IIHS Puts BMW i3 & Tesla Model S Through Crash Tests – Neither Earn “Top Safety Pick” Designation (w/videos)
Despite all the “world’s safest vehicle” boasting put forth by Tesla CEO Elon Musk in the past, the refreshed Tesla Model S fell short this year of receiving the top crash test rating from the Insurance Institute for Highway Safety.
The BMW i3 was tested by the IIHS too and it failed to receive top honors as well.
As Associated Press explains:
“The Insurance Institute for Highway Safety tested 2017 models of both vehicles. Neither earned the institute’s “Top Safety Pick” award, which is given to vehicles that get the highest rating in five different crash tests and offer a crash-prevention system with automatic braking. To get a highest “Top Safety Pick-Plus” designation, vehicles must meet all of those criteria and have good headlights.”
For Model year 2017, 38 vehicles have so far received the coveted “Top Safety Pick-Plus” designation. Among those 38 are the Chevrolet Volt (see test results here) and Toyota Prius Prime. To date, no pure electric vehicle has received the IIHS’ top rating though. Here’s a look at the scores for the 4 plug-ins mentioned above:
For the front overlap crash, the IIHS stated that the safety belt in the Model S allowed the test dummy’s torso to move too far forward, allowing the test dummy’s head hit the steering wheel, despite airbag.
Tesla says it made a production change to the Model S just this past month to improve its “small overlap front” rating, and the IIHS says it will re-test the S again soon.
With that said the Model S is unlikely to regain a perfect score, as the all-electric car also received a “poor” rating for its new headlights, and the new P100D individually got a lower ranking for roof strength as the battery is heavy enough that the roof might not hold up as well as other models during a rollover crash. The safety institute has yet to administer a roof-strength test on the P100D however.

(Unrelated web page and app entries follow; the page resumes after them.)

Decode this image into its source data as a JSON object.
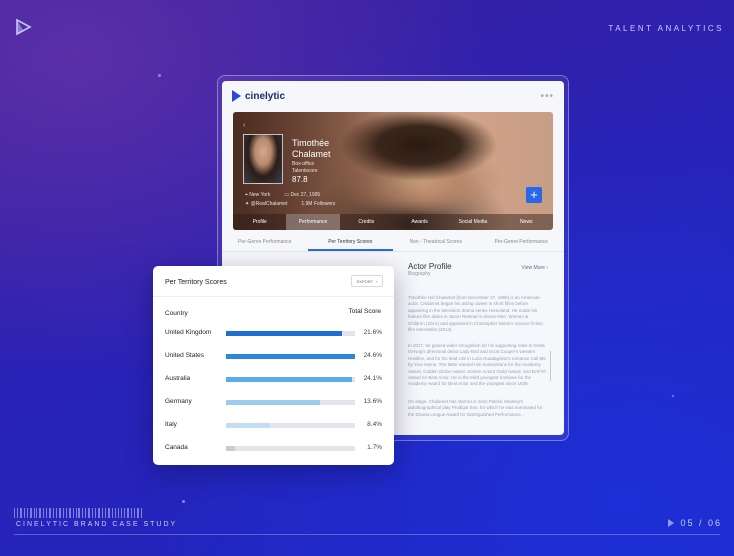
{
  "top_title": "TALENT ANALYTICS",
  "footer": {
    "title": "CINELYTIC BRAND CASE STUDY",
    "page": "05 / 06"
  },
  "app": {
    "logo_text": "cinelytic",
    "hero": {
      "name_line1": "Timothée",
      "name_line2": "Chalamet",
      "sub_line1": "Box-office",
      "sub_line2": "Talentscore",
      "score": "87.8",
      "location": "New York",
      "birthdate": "Dec 27, 1995",
      "handle": "@RealChalamet",
      "followers": "1.9M Followers",
      "tabs": [
        "Profile",
        "Performance",
        "Credits",
        "Awards",
        "Social Media",
        "News"
      ],
      "active_tab": "Performance"
    },
    "sub_tabs": [
      "Per-Genre Performance",
      "Per Territory Scores",
      "Non - Theatrical Scores",
      "Per-Genre Performance"
    ],
    "active_sub_tab": "Per Territory Scores",
    "profile": {
      "title": "Actor Profile",
      "subtitle": "Biography",
      "view_more": "View More",
      "paragraphs": [
        "Timothée Hal Chalamet (born December 27, 1995) is an American actor. Chalamet began his acting career in short films before appearing in the television drama series Homeland. He made his feature film debut in Jason Reitman's drama Men, Women & Children (2014) and appeared in Christopher Nolan's science fiction film Interstellar (2014).",
        "In 2017, he gained wider recognition for his supporting roles in Greta Gerwig's directorial debut Lady Bird and Scott Cooper's western Hostiles, and for his lead role in Luca Guadagnino's romance Call Me by Your Name. The latter earned him nominations for the Academy Award, Golden Globe Award, Screen Actors Guild Award, and BAFTA Award for Best Actor. He is the third youngest nominee for the Academy Award for Best Actor and the youngest since 1939.",
        "On stage, Chalamet has starred in John Patrick Shanley's autobiographical play Prodigal Son, for which he was nominated for the Drama League Award for Distinguished Performance..."
      ]
    }
  },
  "territory_card": {
    "title": "Per Territory Scores",
    "export_label": "EXPORT",
    "col_country": "Country",
    "col_score": "Total Score",
    "rows": [
      {
        "country": "United Kingdom",
        "label": "21.6%",
        "fill": 0.9,
        "color": "#1f6fd1"
      },
      {
        "country": "United States",
        "label": "24.6%",
        "fill": 1.0,
        "color": "#2e86de"
      },
      {
        "country": "Australia",
        "label": "24.1%",
        "fill": 0.98,
        "color": "#5aaee8"
      },
      {
        "country": "Germany",
        "label": "13.6%",
        "fill": 0.73,
        "color": "#9ccbee"
      },
      {
        "country": "Italy",
        "label": "8.4%",
        "fill": 0.34,
        "color": "#c2dcf2"
      },
      {
        "country": "Canada",
        "label": "1.7%",
        "fill": 0.07,
        "color": "#c9ccd6"
      }
    ]
  }
}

“Neither of these (potential injuries) were so high that we would expect life threatening injuries, but they are too high in our opinion to get “Good” ratings for those body regions,” said Dave Zuby with IIHS via CNBC
Meanwhile, the BMW i3 fared a bit better overall than the Model S. In fact, the carbon fiber/plastic car aced all of the crash tests, but fell a bit short in head restraints & seats and headlight performance too.
Below are several videos from the IIHS crash tests of both the BMW i3 and the Tesla Model S.